If I still have time left before the 10 minutes end, I simply relax.
With the data from the Oura Ring there is a clear winner. The combination of the Wim Hof breathing and the Priming by Tony Robbins constantly produces results in under 10 minutes. It is the only meditation which I can perform in such a short amount of time while still reaping the benefits of lower heart rate and increased heart rate variability.
How to do the 10 minute meditation
Settle into a quiet space and either lie down, sit on a pillow with your legs crossed or find a relaxed position which is comfortable for you. Stretch your shoulders and neck a little bit to make sure nothing is tight. Set a timer for 10 minutes and press start.
PART I: BREATHING
- Take a deep breath through the nose. Start by expanding your belly, then chest and then up into your head.
- Exhale through the mouth. Just let go of the breath, until you're at around 80% of breathing out.
- Repeat 30 times. Breath deeply, not quickly. In through the nose, out through the mouth.
You might feel a bit tingly or light headed, which is normal. Listen to your body and go slower if the sensation is too much.
- After the 30th breath, let go of the air in your lungs, exhale and HOLD.
- Relax and hold your breath until you feel a strong urge to inhale. During that time, I often recite a prayer or think of all the positive connections I have. You can also just listen into your body.
- Once you can't hold anymore, take a full and deep breath in. HOLD.
- You can now build up a sort of pressure in your head, stretch your neck or twist your body a bit. It feels very good.
- After around 15-30 seconds, breath out and continue to breathe normally.
PART II: PRIMING
Now you should feel deeply relaxed. We will move on to the priming part of the meditation.
- Think of 3 things you are grateful for. Really focus on each one of them and try to remember what you have felt or are feeling. Don't hurry. Just go through them one by one.
- Think of 3 things you will achieve in 5 years. Really focus on each point and imagine yourself already having achieved it. Observe how you will feel in this future moment. See yourself as if you had already attained the thing you desire.
I know it might sound strange and certainly did to me, when I heard it for the first time. However it does something remarkable in the brain and particularly with the body. There are changes happening on a physical or chemical level.

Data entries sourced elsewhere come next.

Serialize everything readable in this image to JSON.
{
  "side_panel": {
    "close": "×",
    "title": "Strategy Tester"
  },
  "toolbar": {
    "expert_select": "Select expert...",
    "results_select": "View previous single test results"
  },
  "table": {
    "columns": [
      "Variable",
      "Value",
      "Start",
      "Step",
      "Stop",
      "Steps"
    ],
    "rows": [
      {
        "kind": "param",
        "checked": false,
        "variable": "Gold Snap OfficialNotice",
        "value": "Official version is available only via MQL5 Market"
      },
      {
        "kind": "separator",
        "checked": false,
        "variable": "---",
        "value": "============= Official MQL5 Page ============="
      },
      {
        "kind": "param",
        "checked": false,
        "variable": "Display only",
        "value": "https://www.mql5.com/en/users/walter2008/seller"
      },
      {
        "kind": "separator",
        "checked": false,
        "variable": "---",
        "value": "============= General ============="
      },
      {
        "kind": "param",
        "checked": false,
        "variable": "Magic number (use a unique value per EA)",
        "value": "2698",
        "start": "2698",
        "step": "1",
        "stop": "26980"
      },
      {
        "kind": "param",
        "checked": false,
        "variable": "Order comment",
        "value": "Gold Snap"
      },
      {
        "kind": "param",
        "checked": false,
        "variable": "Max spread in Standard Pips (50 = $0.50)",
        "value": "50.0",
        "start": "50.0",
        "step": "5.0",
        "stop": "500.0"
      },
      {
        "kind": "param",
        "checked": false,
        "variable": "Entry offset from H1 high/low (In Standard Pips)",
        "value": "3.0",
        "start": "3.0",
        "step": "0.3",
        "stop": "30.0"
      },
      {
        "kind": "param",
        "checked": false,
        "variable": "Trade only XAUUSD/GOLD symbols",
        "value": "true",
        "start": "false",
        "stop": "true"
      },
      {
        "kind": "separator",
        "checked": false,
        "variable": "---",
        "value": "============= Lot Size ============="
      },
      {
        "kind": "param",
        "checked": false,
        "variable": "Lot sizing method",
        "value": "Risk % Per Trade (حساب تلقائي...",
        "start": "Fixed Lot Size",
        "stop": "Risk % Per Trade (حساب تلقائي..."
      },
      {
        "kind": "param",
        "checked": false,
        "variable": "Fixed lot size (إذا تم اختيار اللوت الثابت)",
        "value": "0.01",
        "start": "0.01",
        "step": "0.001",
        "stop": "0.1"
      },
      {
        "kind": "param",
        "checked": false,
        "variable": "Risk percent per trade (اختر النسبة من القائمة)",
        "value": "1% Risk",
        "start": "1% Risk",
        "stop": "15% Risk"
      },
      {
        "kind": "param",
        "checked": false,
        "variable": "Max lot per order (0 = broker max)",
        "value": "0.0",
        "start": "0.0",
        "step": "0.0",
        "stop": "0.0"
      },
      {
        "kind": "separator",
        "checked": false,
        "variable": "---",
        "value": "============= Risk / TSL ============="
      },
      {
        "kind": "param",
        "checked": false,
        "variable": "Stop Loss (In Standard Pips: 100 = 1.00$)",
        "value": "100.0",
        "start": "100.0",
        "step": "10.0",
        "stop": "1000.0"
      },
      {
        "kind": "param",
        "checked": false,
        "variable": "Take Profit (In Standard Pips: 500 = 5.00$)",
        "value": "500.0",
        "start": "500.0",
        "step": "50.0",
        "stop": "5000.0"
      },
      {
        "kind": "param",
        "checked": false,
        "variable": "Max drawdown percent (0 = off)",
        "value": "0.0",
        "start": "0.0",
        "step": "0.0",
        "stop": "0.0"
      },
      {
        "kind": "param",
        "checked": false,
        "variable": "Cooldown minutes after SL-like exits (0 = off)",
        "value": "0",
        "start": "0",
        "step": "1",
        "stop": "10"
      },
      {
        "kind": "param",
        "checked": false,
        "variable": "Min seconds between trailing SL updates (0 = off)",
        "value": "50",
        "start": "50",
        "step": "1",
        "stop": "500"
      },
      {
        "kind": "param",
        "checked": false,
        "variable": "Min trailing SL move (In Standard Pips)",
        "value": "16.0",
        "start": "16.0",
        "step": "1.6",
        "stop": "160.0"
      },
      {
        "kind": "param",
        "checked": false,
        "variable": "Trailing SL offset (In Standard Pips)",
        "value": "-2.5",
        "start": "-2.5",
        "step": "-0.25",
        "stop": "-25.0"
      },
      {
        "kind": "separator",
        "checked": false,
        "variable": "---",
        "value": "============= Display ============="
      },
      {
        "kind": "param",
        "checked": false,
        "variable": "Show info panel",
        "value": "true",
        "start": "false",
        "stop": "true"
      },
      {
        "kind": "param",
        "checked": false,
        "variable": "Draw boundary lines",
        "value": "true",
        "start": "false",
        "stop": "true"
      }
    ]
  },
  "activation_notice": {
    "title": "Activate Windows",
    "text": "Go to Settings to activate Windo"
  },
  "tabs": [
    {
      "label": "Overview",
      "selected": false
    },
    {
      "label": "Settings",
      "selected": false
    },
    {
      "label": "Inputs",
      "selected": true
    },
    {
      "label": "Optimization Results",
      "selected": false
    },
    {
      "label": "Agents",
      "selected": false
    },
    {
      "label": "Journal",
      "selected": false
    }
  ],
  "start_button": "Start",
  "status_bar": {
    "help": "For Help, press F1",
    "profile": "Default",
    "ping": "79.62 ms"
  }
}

PART III: Relax
The meditation is finished. If you still have time, just sit peacefully and let your mind relax.
By now your heart rate will be lowered and the heart rate variability will be up. You might feel this in the form of calmness and peace of mind. I really hope you enjoyed the 10 minute mediation by Minimalist Biohacker.
The most effective meditation method for me is a combination of the Wim Hof Breathing and the Tony Robbins Priming method.
It consistently produces the results I'm looking for and can be completed in under 10 minutes. It doesn't require any gear so it's perfect for traveling and absolutely minimalistic. No matter if you're a CEO or just want to be more clear headed, meditation is something to look into. It has nothing to do with spirituality if you don't want it to. It simply creates a reaction in your body which leads to a relaxed state. And after all, a relaxed state is usually where we feel the happiest and make the best decisions.
Give it a try and see how you feel! Let me know in the comments here or via Instagram (@minimalist_biohacker).